Background: The wide global variation in the definition of the rectum has led to significant inconsistencies in trial recruitment, clinical management, and outcomes. Surgical technique and use of preoperative treatment for a cancer of the rectum and sigmoid colon are radically different and dependent on the local definitions employed by the clinical team. A consensus definition of the rectum is needed to standardise treatment.
Methods: The consensus was conducted using the Delphi technique with multidisciplinary colorectal experts from October, 2017 to April, 2018.
Results: Eleven different definitions for the rectum were used by participants in the consensus. Magnetic resonance imaging (MRI) was the most frequent modality used to define the rectum (67%), and the preferred modality for 72% of participants. The most agreed consensus landmark (56%) was "the sigmoid take-off,'' an anatomic, image-based definition of the junction of the mesorectum and mesocolon. In the second round, 81% of participants agreed that the sigmoid take-off as seen on computed tomography or MRI achieved consensus, and that it could be implemented in their institution. Also, 87% were satisfied with the sigmoid take-off as the consensus landmark.

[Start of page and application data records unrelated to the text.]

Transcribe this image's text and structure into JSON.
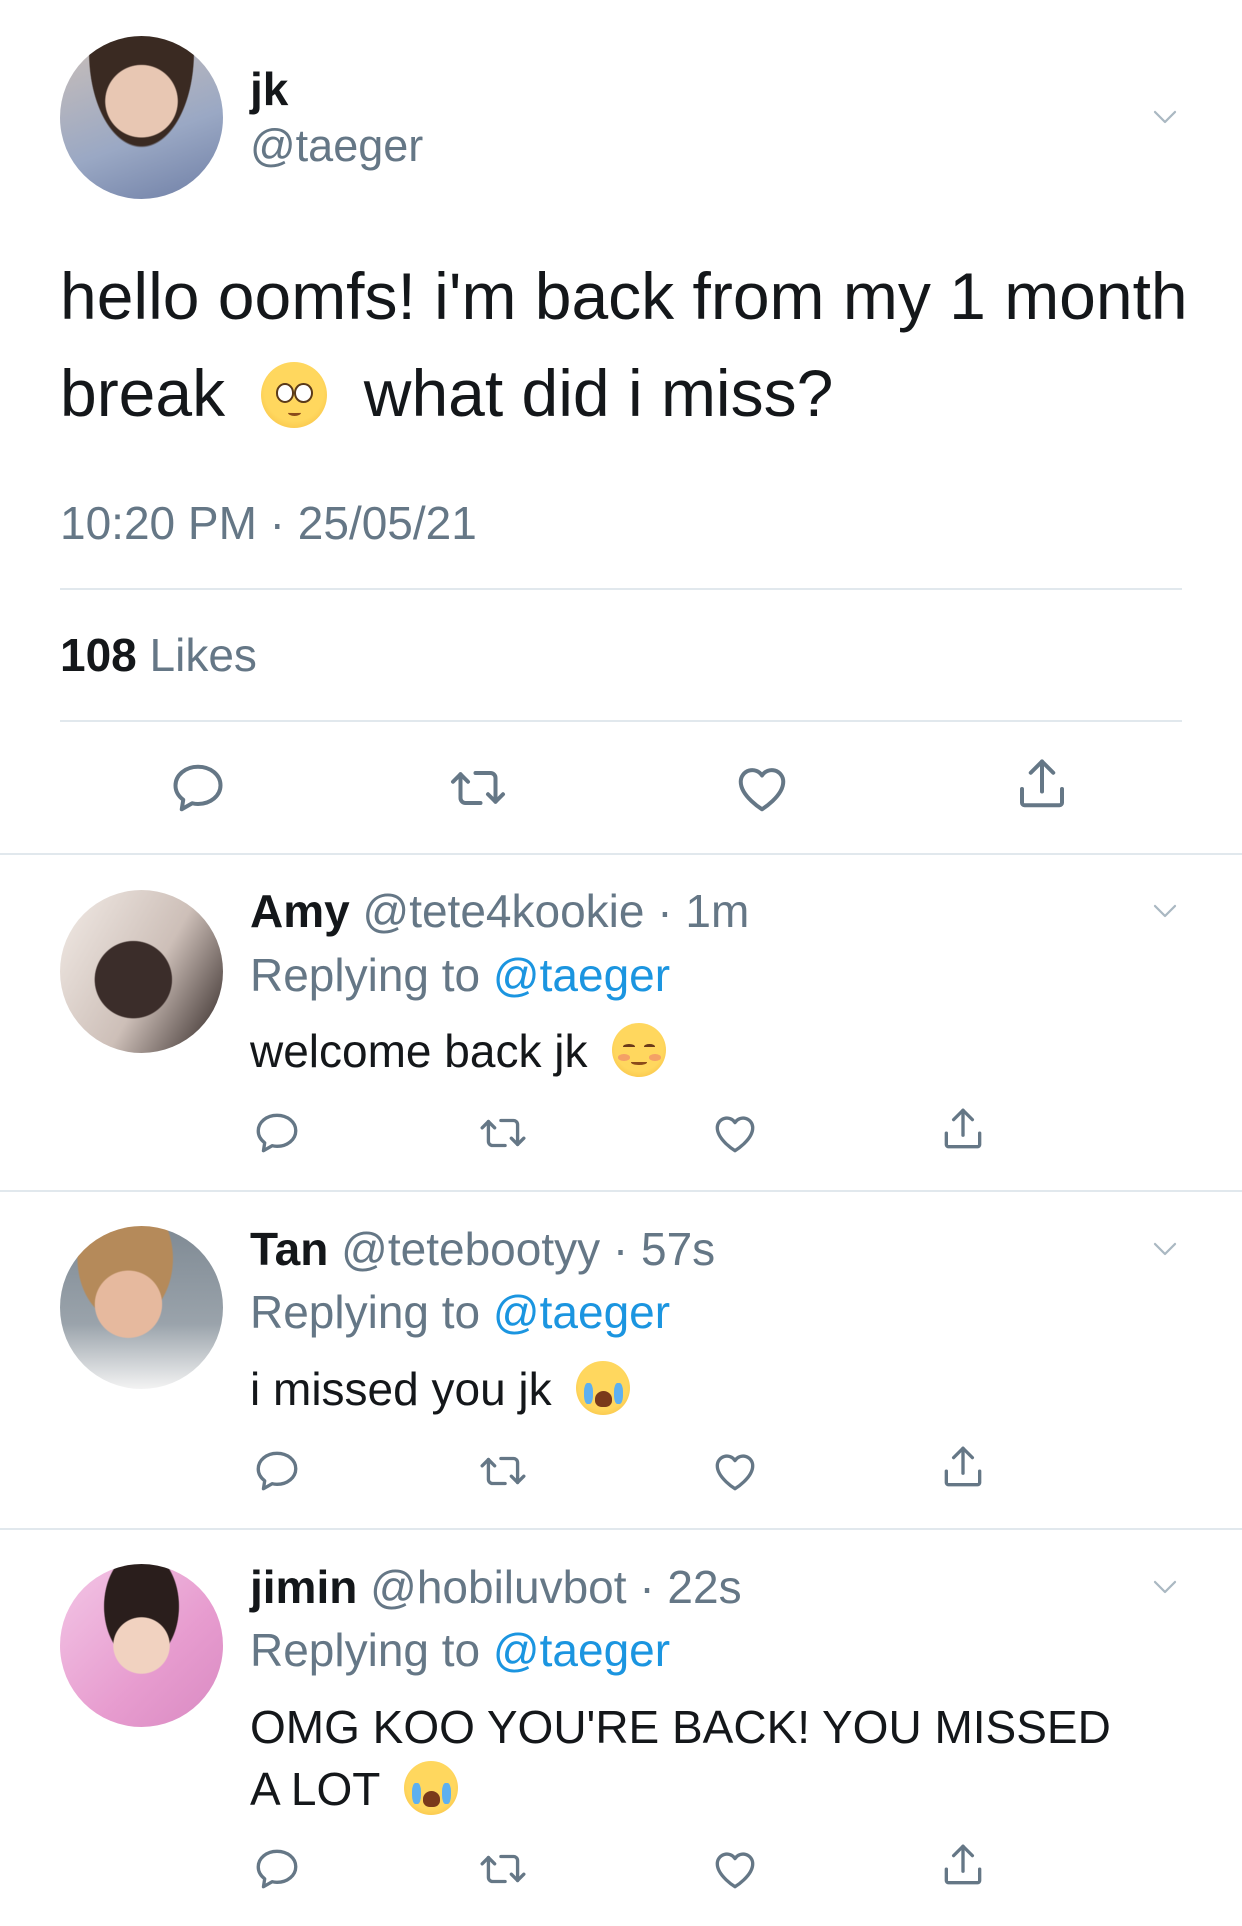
{
  "main_tweet": {
    "name": "jk",
    "handle": "@taeger",
    "text_line1": "hello oomfs! i'm back from my 1 month",
    "text_line2_a": "break",
    "text_line2_b": "what did i miss?",
    "emoji": "pleading-face",
    "timestamp": "10:20 PM · 25/05/21",
    "likes_count": "108",
    "likes_label": "Likes"
  },
  "replies": [
    {
      "name": "Amy",
      "handle": "@tete4kookie",
      "time": "· 1m",
      "replying_prefix": "Replying to",
      "replying_mention": "@taeger",
      "text": "welcome back jk",
      "emoji": "smiling-face"
    },
    {
      "name": "Tan",
      "handle": "@tetebootyy",
      "time": "· 57s",
      "replying_prefix": "Replying to",
      "replying_mention": "@taeger",
      "text": "i missed you jk",
      "emoji": "loudly-crying-face"
    },
    {
      "name": "jimin",
      "handle": "@hobiluvbot",
      "time": "· 22s",
      "replying_prefix": "Replying to",
      "replying_mention": "@taeger",
      "text_line1": "OMG KOO YOU'RE BACK! YOU MISSED",
      "text_line2": "A LOT",
      "emoji": "loudly-crying-face"
    }
  ],
  "icons": [
    "chevron-down-icon",
    "reply-icon",
    "retweet-icon",
    "like-icon",
    "share-icon"
  ],
  "colors": {
    "text": "#14171a",
    "secondary": "#657786",
    "link": "#1b95e0",
    "divider": "#e1e8ed"
  }
}
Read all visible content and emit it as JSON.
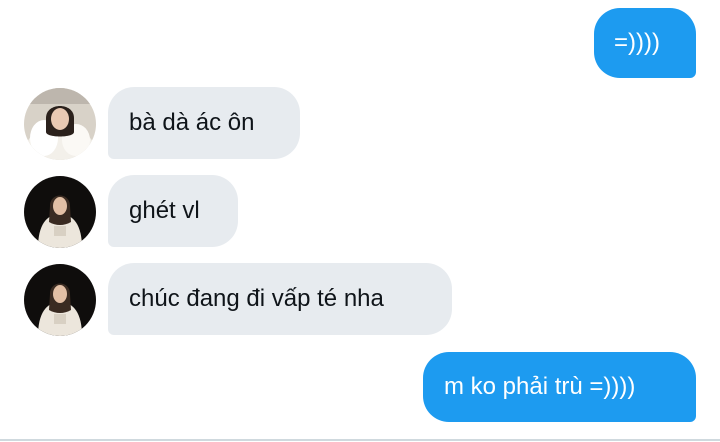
{
  "messages": [
    {
      "direction": "outgoing",
      "text": "=))))"
    },
    {
      "direction": "incoming",
      "text": "bà dà ác ôn",
      "avatar": "avatar-photo-white-fur"
    },
    {
      "direction": "incoming",
      "text": "ghét vl",
      "avatar": "avatar-photo-night-portrait"
    },
    {
      "direction": "incoming",
      "text": "chúc đang đi vấp té nha",
      "avatar": "avatar-photo-night-portrait"
    },
    {
      "direction": "outgoing",
      "text": "m ko phải trù =))))"
    }
  ],
  "colors": {
    "outgoing_bubble": "#1d9bf0",
    "incoming_bubble": "#e7ebef",
    "incoming_text": "#0f1419",
    "outgoing_text": "#ffffff"
  }
}
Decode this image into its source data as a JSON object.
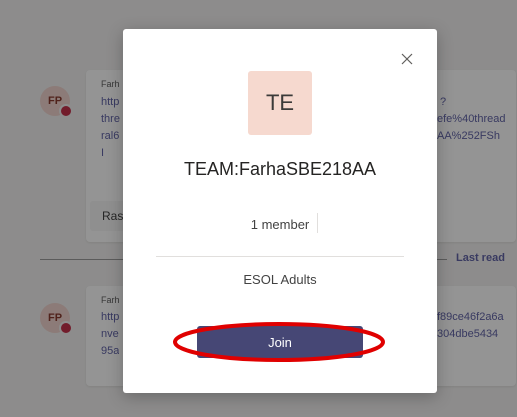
{
  "background": {
    "messages": [
      {
        "avatar_initials": "FP",
        "sender": "Farh",
        "lines_left": [
          "http",
          "thre",
          "ral6",
          "I"
        ],
        "lines_right": [
          "?",
          "efe%40thread",
          "AA%252FSh"
        ],
        "reply_text": "Ras"
      },
      {
        "avatar_initials": "FP",
        "sender": "Farh",
        "lines_left": [
          "http",
          "nve",
          "95a"
        ],
        "lines_right": [
          "f89ce46f2a6a",
          "304dbe5434"
        ]
      }
    ],
    "last_read_label": "Last read"
  },
  "modal": {
    "team_initials": "TE",
    "team_name": "TEAM:FarhaSBE218AA",
    "member_count": "1 member",
    "description": "ESOL Adults",
    "join_label": "Join",
    "close_icon": "close-icon"
  },
  "colors": {
    "join_button": "#464775",
    "team_avatar_bg": "#f6d9cf",
    "annotation": "#e00000",
    "presence_busy": "#c4314b",
    "link": "#6264a7"
  }
}
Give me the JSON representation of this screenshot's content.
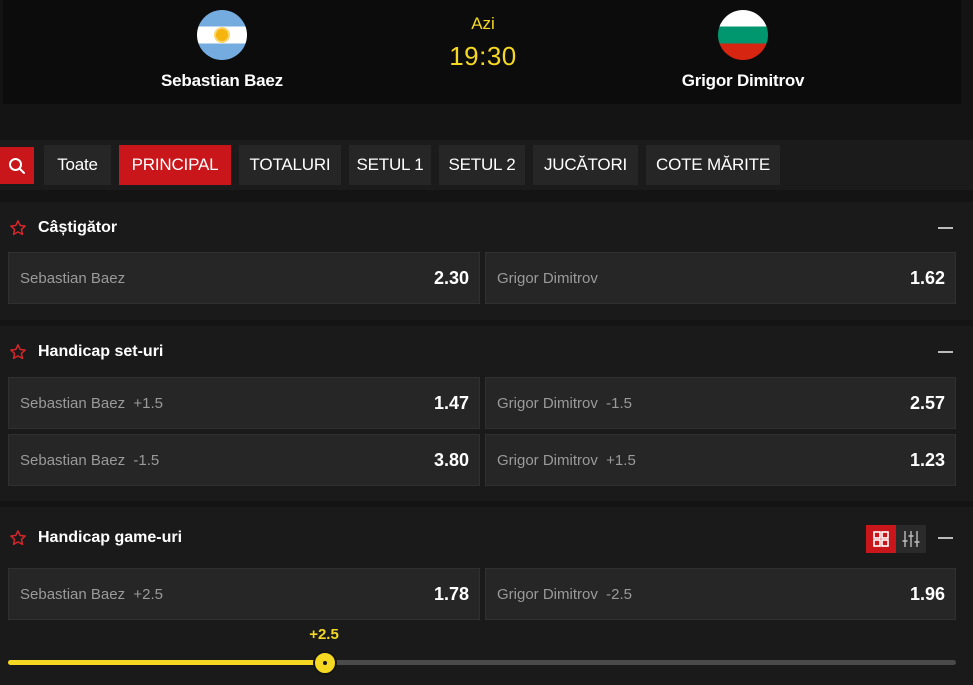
{
  "match": {
    "home": {
      "name": "Sebastian Baez",
      "flag": "argentina-flag"
    },
    "away": {
      "name": "Grigor Dimitrov",
      "flag": "bulgaria-flag"
    },
    "day": "Azi",
    "time": "19:30"
  },
  "tabs": [
    {
      "label": "Toate",
      "active": false
    },
    {
      "label": "PRINCIPAL",
      "active": true
    },
    {
      "label": "TOTALURI",
      "active": false
    },
    {
      "label": "SETUL 1",
      "active": false
    },
    {
      "label": "SETUL 2",
      "active": false
    },
    {
      "label": "JUCĂTORI",
      "active": false
    },
    {
      "label": "COTE MĂRITE",
      "active": false
    }
  ],
  "markets": {
    "winner": {
      "title": "Câștigător",
      "odds": [
        {
          "label": "Sebastian Baez",
          "value": "2.30"
        },
        {
          "label": "Grigor Dimitrov",
          "value": "1.62"
        }
      ]
    },
    "set_handicap": {
      "title": "Handicap set-uri",
      "odds": [
        {
          "label": "Sebastian Baez  +1.5",
          "value": "1.47"
        },
        {
          "label": "Grigor Dimitrov  -1.5",
          "value": "2.57"
        },
        {
          "label": "Sebastian Baez  -1.5",
          "value": "3.80"
        },
        {
          "label": "Grigor Dimitrov  +1.5",
          "value": "1.23"
        }
      ]
    },
    "game_handicap": {
      "title": "Handicap game-uri",
      "odds": [
        {
          "label": "Sebastian Baez  +2.5",
          "value": "1.78"
        },
        {
          "label": "Grigor Dimitrov  -2.5",
          "value": "1.96"
        }
      ],
      "slider": {
        "label": "+2.5",
        "fraction": 0.334
      }
    }
  },
  "colors": {
    "accent": "#c8161a",
    "highlight": "#f4d821",
    "background": "#141414"
  }
}
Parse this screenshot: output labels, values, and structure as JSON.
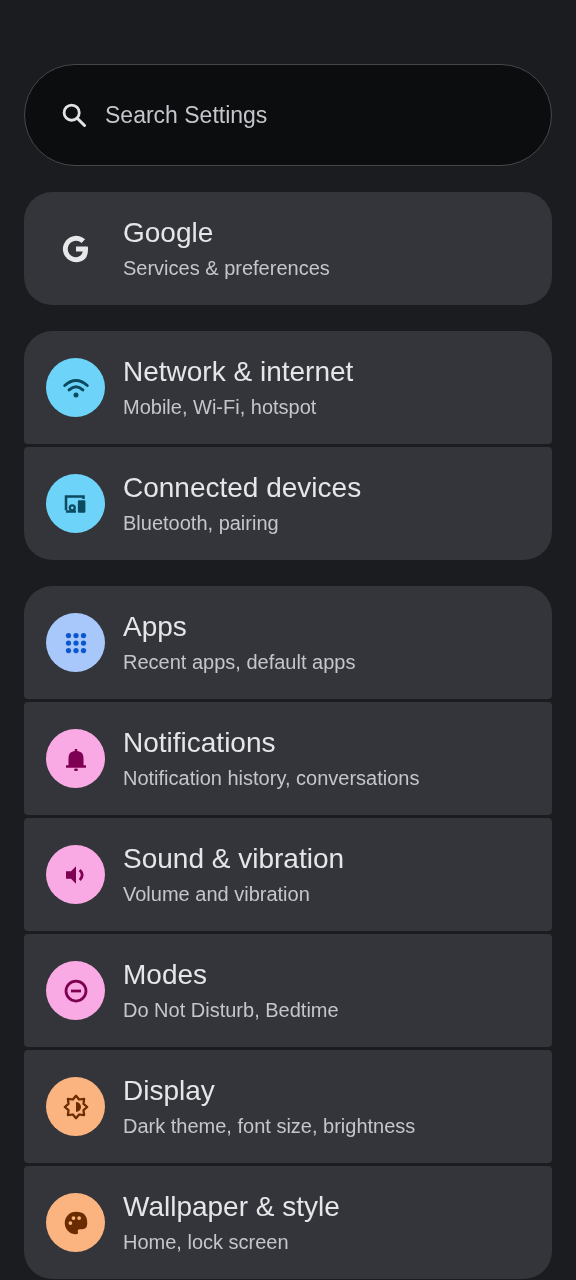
{
  "search": {
    "placeholder": "Search Settings"
  },
  "groups": [
    {
      "items": [
        {
          "title": "Google",
          "subtitle": "Services & preferences"
        }
      ]
    },
    {
      "items": [
        {
          "title": "Network & internet",
          "subtitle": "Mobile, Wi-Fi, hotspot",
          "color": "#6dd3f8"
        },
        {
          "title": "Connected devices",
          "subtitle": "Bluetooth, pairing",
          "color": "#6dd3f8"
        }
      ]
    },
    {
      "items": [
        {
          "title": "Apps",
          "subtitle": "Recent apps, default apps",
          "color": "#a8c7fa"
        },
        {
          "title": "Notifications",
          "subtitle": "Notification history, conversations",
          "color": "#f9a9e3"
        },
        {
          "title": "Sound & vibration",
          "subtitle": "Volume and vibration",
          "color": "#f9a9e3"
        },
        {
          "title": "Modes",
          "subtitle": "Do Not Disturb, Bedtime",
          "color": "#f9a9e3"
        },
        {
          "title": "Display",
          "subtitle": "Dark theme, font size, brightness",
          "color": "#fbb47f"
        },
        {
          "title": "Wallpaper & style",
          "subtitle": "Home, lock screen",
          "color": "#fbb47f"
        }
      ]
    }
  ]
}
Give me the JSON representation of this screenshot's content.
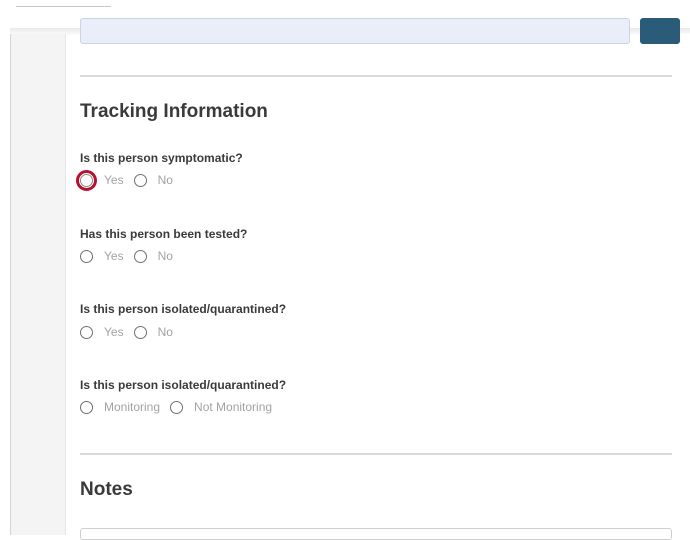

Conclusion: An international consensus definition for the rectumis the point of the sigmoid take-off as visualized on imaging. The sigmoid take-off can be identified as the mesocolon elongates as the ventral and horizontal course of the sigmoid on axial and sagittal views respectively on cross-sectional imaging. Routine application of this landmark during multidisciplinary team discussion for all patients will enable greater consistency in tumour localisation.
- PREOPERATIVE RADIOTHERAPY
- POSTOPERATIVE CHEMORADIOTHERAPY